• [TASK INSTRUCTIONS]:
For each line of the data below that contains "多年建筑节能行业经验", return that line.

---------- RECORD EXCERPTS ----------

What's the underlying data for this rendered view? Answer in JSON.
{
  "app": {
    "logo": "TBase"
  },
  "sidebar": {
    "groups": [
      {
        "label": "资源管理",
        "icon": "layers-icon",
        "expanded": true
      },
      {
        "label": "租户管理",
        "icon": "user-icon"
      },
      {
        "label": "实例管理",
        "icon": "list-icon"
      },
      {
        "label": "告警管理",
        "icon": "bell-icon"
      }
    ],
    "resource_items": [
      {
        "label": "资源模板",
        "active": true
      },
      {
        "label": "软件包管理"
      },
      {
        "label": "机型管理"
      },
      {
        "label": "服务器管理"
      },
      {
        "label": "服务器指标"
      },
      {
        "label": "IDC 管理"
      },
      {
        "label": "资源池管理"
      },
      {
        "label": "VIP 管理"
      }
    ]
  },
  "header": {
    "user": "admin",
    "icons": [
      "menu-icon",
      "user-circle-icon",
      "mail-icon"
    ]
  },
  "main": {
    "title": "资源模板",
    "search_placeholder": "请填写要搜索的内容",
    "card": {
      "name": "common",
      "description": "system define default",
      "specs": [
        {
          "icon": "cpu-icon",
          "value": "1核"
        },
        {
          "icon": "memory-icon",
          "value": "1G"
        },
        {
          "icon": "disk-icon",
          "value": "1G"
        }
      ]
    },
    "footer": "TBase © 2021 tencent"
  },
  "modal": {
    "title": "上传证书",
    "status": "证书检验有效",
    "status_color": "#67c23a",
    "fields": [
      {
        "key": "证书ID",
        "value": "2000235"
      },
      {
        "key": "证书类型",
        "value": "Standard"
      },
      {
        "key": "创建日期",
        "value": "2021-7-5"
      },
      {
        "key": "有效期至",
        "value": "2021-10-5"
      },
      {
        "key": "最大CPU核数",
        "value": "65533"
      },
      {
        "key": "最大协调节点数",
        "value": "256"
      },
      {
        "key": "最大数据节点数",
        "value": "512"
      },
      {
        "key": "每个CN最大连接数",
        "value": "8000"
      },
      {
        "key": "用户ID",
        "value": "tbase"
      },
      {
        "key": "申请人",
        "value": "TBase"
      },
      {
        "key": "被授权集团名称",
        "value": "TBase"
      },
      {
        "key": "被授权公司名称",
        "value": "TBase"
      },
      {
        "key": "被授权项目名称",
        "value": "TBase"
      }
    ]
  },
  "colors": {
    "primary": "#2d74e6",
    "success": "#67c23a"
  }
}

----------
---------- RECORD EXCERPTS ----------

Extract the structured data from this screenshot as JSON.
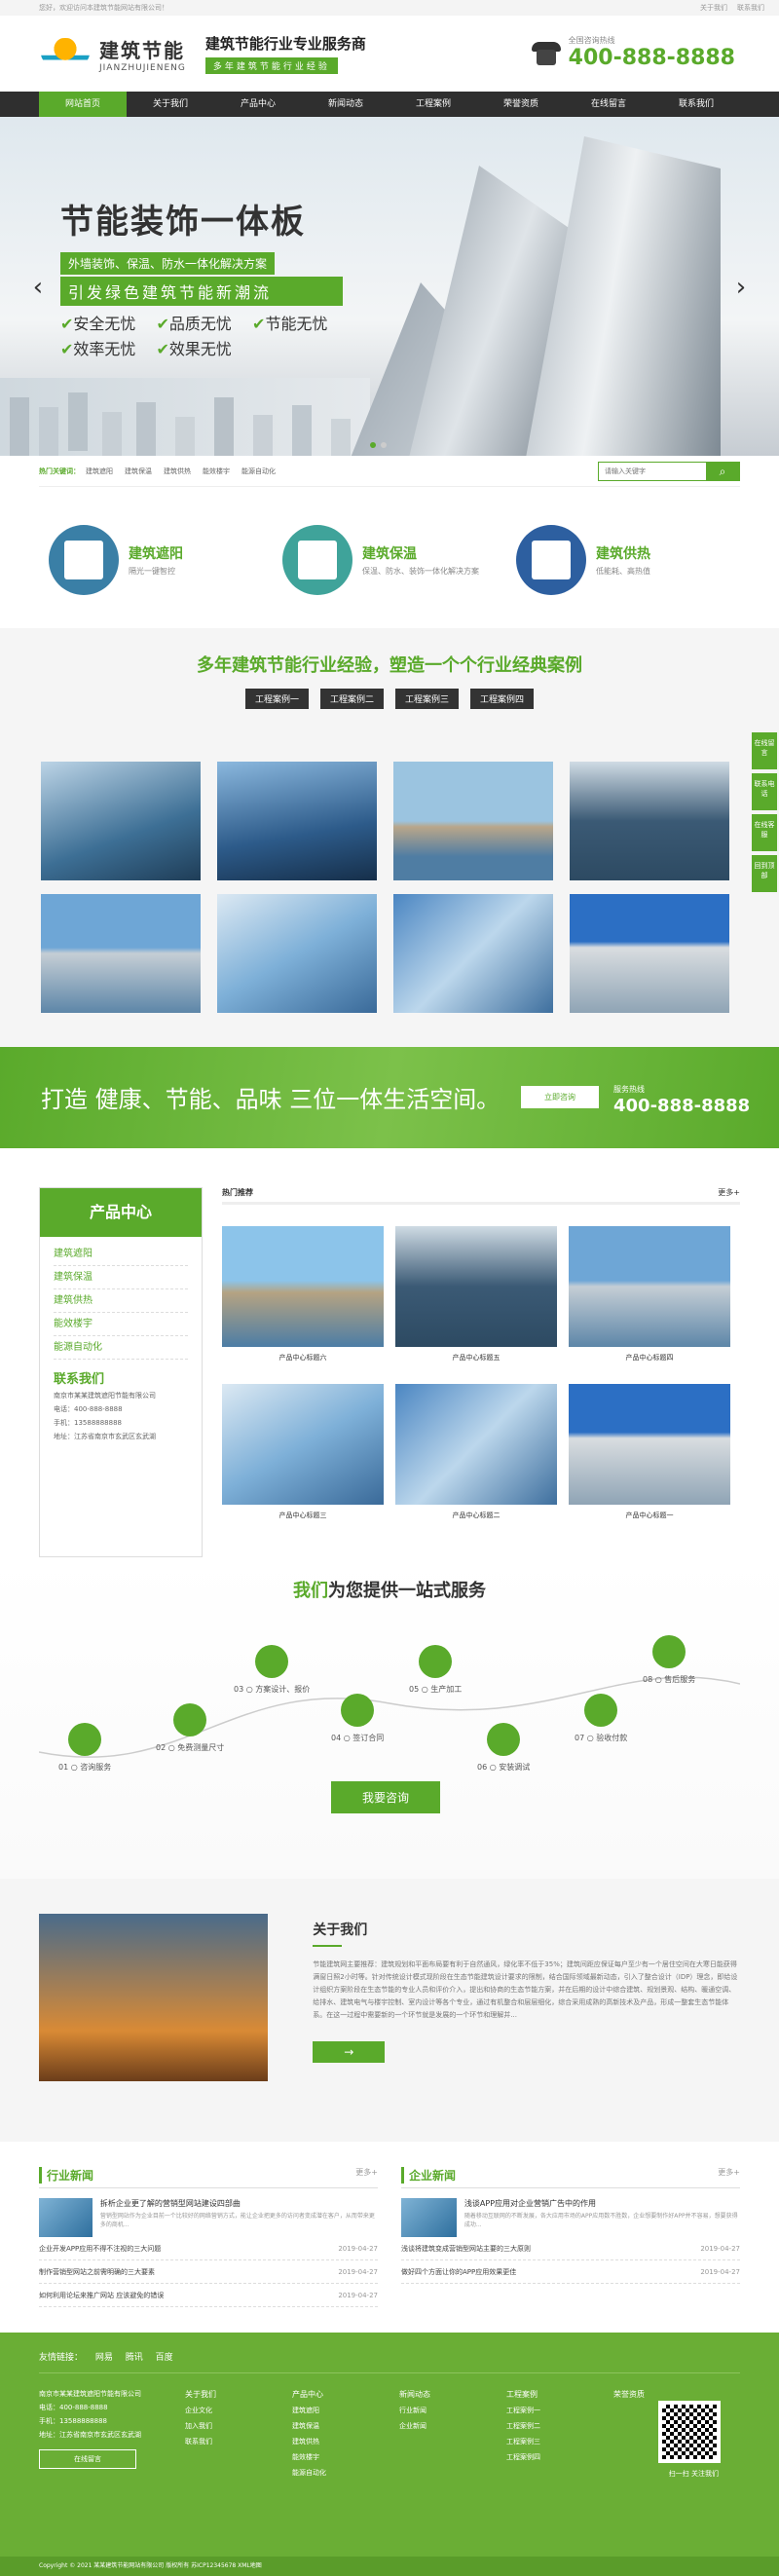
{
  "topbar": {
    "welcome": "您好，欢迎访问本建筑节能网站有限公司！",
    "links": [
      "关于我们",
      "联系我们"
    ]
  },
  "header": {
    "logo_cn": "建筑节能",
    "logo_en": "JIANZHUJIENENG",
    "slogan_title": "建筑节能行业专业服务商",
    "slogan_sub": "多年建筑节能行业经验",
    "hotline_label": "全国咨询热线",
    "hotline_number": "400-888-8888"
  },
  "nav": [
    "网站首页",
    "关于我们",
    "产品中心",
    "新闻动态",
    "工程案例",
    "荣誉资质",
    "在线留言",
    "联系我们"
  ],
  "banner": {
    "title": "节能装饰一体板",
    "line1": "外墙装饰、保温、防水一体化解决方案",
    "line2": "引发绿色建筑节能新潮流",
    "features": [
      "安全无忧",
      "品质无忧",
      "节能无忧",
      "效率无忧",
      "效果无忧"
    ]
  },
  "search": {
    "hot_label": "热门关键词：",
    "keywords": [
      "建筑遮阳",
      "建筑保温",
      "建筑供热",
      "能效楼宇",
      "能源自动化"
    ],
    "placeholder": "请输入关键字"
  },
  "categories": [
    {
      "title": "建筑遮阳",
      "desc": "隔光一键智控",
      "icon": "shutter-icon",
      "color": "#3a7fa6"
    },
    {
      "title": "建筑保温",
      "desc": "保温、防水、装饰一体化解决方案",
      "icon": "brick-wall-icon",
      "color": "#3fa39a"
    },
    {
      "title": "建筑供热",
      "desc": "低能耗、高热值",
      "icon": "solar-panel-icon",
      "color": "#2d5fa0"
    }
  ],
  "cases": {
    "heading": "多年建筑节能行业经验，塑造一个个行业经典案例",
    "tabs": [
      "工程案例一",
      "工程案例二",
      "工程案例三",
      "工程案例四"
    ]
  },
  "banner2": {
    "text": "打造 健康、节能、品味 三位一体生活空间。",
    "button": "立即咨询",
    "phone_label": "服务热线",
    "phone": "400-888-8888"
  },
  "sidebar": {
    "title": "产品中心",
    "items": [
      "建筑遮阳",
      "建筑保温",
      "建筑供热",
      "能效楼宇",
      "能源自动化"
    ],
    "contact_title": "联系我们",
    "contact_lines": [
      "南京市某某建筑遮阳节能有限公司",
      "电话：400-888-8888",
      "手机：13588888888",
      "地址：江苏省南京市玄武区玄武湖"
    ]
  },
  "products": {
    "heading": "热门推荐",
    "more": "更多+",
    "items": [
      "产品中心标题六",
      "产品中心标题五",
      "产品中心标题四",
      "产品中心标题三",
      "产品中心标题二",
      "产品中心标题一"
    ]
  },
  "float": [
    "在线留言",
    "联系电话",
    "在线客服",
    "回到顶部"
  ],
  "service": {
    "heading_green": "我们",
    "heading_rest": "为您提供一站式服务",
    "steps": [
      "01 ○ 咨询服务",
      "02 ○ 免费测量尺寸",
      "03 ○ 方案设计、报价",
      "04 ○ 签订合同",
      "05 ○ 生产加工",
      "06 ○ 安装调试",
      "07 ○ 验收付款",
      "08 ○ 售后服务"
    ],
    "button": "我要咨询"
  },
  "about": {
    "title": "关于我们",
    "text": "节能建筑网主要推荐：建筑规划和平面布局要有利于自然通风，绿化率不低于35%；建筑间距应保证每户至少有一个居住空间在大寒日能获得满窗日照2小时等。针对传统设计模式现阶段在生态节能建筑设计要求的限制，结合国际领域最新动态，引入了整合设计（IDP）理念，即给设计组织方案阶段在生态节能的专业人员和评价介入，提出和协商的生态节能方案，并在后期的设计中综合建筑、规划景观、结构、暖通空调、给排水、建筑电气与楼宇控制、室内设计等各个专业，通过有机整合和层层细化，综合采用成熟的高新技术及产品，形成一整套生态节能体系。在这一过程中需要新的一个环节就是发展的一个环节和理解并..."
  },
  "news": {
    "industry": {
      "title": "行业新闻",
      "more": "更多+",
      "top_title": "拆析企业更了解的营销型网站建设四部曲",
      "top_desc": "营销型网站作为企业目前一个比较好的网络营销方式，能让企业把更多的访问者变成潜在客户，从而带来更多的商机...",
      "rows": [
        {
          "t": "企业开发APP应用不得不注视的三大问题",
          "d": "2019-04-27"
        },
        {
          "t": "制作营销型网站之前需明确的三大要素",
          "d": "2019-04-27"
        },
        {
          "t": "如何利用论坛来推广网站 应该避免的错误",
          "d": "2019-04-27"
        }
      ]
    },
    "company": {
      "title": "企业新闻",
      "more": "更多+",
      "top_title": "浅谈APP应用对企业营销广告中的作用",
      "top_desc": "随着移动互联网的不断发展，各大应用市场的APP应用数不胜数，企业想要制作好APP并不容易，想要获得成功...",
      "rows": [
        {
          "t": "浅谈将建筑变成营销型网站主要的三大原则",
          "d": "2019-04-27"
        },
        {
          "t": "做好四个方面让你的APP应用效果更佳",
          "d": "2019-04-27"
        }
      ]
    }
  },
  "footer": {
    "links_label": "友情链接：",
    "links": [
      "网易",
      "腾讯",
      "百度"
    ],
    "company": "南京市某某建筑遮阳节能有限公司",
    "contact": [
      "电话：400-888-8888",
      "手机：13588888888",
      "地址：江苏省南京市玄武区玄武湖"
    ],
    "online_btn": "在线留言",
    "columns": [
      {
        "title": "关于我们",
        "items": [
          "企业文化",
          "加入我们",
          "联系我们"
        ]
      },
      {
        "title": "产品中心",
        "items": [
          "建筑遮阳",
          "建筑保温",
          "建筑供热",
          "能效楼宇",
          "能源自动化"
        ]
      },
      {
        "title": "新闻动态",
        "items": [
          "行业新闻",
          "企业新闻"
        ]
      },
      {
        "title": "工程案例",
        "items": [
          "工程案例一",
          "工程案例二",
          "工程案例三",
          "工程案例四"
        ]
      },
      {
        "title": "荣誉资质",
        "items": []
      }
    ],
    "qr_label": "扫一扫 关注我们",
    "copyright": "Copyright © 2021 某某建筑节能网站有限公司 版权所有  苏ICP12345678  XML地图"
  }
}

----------

• [RESULT FOR THIS TASK]:
    "slogan_sub": "多年建筑节能行业经验",
    "heading": "多年建筑节能行业经验，塑造一个个行业经典案例",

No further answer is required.